◆ Goal of the exercise: Count the lines in the data below holding the string "your" and write the total by itself.

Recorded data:
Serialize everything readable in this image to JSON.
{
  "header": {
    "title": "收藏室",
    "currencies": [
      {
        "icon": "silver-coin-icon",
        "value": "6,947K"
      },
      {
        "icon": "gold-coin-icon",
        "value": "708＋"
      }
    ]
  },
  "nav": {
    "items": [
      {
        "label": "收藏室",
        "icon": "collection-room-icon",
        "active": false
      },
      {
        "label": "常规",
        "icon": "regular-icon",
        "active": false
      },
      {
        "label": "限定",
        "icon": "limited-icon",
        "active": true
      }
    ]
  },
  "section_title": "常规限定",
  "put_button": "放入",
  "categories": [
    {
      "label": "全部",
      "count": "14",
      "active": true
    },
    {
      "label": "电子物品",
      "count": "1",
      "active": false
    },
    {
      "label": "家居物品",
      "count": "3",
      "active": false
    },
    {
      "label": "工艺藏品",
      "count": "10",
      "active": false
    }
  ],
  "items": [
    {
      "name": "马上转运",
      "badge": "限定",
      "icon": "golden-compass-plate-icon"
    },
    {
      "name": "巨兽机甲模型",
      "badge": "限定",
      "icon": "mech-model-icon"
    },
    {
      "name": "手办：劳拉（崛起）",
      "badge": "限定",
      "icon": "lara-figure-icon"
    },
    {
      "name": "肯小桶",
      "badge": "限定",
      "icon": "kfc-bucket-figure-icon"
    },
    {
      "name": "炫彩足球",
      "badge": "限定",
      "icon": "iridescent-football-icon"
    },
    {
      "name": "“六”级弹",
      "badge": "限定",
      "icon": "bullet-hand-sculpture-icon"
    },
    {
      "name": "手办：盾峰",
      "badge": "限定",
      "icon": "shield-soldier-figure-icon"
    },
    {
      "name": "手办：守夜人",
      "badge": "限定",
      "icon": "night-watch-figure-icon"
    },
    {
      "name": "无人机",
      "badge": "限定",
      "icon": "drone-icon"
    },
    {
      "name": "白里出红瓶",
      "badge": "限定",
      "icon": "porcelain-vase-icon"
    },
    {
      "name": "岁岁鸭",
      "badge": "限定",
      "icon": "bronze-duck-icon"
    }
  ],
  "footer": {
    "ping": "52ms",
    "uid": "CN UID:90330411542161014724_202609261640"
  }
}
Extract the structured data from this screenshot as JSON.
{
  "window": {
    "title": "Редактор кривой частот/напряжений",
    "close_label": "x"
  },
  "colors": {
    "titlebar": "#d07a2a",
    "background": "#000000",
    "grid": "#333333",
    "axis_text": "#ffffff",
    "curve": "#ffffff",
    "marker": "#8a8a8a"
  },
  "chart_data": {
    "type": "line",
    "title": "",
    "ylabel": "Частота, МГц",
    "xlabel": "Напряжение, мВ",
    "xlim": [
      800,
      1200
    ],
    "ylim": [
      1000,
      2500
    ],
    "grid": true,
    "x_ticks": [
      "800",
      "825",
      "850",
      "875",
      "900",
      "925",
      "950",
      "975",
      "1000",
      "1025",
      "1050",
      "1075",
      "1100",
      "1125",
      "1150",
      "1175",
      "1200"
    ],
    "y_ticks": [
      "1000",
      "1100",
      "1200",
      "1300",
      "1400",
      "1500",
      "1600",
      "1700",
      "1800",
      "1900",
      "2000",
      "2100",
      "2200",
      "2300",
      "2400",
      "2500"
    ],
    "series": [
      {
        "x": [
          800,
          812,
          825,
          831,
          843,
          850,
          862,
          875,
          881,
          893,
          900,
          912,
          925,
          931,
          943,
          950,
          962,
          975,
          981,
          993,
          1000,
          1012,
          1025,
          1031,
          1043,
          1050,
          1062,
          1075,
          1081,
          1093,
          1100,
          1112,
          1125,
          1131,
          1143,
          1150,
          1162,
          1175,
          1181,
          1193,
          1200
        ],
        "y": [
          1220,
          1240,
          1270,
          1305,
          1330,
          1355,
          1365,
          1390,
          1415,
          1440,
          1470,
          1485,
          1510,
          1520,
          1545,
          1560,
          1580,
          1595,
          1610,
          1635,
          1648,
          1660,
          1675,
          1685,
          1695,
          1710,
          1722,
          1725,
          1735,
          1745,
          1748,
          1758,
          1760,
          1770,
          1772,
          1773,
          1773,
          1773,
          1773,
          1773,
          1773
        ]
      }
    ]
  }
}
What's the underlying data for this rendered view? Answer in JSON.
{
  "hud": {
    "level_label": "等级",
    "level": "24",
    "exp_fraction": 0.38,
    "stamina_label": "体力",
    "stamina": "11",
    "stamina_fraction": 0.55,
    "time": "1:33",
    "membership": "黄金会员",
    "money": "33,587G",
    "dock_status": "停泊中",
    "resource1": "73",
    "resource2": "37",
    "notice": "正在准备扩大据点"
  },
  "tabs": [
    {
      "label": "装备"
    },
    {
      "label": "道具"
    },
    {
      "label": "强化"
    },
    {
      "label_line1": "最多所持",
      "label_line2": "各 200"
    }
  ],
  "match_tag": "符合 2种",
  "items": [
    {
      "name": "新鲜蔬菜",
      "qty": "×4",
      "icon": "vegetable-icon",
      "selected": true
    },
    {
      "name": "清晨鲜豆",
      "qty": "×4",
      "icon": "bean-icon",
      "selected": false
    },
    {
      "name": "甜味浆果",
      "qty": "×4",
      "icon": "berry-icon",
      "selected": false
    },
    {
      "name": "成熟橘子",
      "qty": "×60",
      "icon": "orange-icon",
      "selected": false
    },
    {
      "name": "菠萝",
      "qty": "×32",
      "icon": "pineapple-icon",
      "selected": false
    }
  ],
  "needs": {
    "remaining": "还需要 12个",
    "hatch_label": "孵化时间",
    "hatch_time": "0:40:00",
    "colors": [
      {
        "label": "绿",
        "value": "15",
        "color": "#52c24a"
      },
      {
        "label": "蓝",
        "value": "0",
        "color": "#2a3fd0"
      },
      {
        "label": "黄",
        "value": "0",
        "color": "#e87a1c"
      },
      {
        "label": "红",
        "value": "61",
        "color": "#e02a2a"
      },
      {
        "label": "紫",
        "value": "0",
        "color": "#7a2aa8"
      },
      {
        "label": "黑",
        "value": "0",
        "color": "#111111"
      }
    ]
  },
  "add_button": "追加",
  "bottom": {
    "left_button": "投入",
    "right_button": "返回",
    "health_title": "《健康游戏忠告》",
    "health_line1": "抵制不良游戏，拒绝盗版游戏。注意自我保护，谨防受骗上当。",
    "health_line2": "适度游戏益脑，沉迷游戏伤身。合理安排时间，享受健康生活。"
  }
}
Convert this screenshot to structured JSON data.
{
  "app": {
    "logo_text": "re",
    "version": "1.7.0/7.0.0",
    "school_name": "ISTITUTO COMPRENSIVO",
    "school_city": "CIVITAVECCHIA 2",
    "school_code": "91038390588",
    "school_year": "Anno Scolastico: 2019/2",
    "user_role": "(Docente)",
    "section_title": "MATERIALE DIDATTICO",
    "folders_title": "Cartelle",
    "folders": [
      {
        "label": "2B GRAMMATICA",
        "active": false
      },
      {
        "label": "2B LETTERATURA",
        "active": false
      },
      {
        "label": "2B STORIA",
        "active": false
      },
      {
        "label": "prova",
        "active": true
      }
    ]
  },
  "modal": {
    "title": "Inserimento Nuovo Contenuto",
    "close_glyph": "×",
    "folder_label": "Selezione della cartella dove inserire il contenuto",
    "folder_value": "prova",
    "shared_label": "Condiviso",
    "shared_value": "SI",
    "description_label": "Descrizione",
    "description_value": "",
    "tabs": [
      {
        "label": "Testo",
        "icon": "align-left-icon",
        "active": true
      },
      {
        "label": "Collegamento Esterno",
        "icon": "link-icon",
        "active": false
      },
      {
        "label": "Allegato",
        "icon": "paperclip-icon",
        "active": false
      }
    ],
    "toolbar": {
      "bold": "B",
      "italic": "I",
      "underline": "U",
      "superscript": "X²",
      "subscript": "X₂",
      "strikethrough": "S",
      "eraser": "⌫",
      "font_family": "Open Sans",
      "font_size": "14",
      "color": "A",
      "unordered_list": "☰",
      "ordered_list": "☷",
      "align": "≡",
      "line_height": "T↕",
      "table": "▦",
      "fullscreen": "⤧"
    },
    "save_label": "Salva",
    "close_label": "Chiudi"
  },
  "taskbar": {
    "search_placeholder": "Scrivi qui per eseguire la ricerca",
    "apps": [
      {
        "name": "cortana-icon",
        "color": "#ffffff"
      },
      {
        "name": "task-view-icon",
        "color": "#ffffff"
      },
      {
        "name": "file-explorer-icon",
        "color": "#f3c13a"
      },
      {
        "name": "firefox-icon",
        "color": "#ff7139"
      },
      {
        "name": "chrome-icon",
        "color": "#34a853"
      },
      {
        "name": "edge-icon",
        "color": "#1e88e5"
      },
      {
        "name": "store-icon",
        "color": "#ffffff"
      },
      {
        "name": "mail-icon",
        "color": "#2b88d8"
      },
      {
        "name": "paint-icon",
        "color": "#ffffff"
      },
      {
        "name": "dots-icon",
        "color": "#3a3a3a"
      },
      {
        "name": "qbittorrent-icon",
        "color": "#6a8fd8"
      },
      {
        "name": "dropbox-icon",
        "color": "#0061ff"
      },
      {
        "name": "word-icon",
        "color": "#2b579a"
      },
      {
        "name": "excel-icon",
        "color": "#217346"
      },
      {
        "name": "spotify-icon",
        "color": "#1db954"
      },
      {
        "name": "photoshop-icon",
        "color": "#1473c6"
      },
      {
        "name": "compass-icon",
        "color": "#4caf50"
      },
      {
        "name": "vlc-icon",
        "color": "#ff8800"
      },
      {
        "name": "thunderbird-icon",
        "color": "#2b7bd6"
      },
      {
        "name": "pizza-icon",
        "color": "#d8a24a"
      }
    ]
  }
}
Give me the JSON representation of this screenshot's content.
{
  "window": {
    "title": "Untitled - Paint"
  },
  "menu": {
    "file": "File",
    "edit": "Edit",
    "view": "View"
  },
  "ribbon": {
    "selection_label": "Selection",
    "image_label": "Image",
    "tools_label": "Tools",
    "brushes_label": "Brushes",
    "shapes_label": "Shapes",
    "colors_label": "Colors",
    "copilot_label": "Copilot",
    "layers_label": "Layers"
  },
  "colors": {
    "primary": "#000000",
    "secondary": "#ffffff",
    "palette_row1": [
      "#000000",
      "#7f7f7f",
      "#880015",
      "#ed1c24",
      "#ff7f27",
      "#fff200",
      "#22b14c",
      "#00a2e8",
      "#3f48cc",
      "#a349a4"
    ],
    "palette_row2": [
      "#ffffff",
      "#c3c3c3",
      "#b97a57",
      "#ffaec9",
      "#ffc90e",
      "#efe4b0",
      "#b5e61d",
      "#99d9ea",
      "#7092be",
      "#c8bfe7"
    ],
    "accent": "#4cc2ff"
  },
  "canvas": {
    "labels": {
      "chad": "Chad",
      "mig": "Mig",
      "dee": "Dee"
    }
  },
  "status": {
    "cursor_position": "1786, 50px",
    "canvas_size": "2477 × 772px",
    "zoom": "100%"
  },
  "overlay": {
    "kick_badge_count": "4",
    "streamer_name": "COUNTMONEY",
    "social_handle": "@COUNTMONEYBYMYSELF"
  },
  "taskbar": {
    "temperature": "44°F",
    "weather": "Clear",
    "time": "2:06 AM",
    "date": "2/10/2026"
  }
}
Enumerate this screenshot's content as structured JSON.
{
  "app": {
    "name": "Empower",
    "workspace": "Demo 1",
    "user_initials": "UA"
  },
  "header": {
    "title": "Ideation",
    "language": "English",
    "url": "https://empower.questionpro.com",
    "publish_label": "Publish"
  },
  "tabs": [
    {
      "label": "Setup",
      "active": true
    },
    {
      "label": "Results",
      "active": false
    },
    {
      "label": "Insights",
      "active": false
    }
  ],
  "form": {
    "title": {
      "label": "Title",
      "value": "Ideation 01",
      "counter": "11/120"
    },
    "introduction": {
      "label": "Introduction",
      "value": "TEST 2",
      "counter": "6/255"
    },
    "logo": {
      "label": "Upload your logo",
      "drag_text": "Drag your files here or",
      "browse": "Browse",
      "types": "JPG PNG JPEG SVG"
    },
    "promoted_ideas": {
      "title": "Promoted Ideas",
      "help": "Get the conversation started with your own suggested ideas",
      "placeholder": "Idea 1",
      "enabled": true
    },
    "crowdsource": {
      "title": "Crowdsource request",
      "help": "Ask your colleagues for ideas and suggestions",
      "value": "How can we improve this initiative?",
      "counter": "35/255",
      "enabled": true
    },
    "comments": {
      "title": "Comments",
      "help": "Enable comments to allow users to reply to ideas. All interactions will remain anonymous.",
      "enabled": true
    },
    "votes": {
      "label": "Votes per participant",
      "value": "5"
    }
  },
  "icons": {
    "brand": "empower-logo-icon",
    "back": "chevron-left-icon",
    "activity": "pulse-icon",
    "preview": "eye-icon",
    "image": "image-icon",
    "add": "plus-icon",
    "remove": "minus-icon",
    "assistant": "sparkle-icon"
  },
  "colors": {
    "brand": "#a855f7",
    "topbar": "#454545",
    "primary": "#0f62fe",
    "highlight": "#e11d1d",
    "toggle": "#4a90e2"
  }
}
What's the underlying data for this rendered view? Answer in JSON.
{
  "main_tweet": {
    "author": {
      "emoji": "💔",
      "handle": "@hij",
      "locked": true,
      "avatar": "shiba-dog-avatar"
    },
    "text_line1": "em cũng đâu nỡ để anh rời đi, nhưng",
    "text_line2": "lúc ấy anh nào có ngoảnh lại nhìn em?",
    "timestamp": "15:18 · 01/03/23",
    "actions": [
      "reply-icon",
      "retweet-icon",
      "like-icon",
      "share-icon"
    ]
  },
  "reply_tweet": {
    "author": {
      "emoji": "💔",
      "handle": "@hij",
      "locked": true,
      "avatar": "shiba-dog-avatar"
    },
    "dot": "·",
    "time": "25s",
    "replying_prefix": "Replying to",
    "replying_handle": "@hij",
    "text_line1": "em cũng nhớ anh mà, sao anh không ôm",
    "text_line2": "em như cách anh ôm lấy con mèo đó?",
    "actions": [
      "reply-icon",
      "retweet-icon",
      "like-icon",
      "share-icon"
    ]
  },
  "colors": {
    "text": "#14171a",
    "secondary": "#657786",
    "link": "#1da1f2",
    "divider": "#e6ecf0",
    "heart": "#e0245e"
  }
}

◆ The answer: 4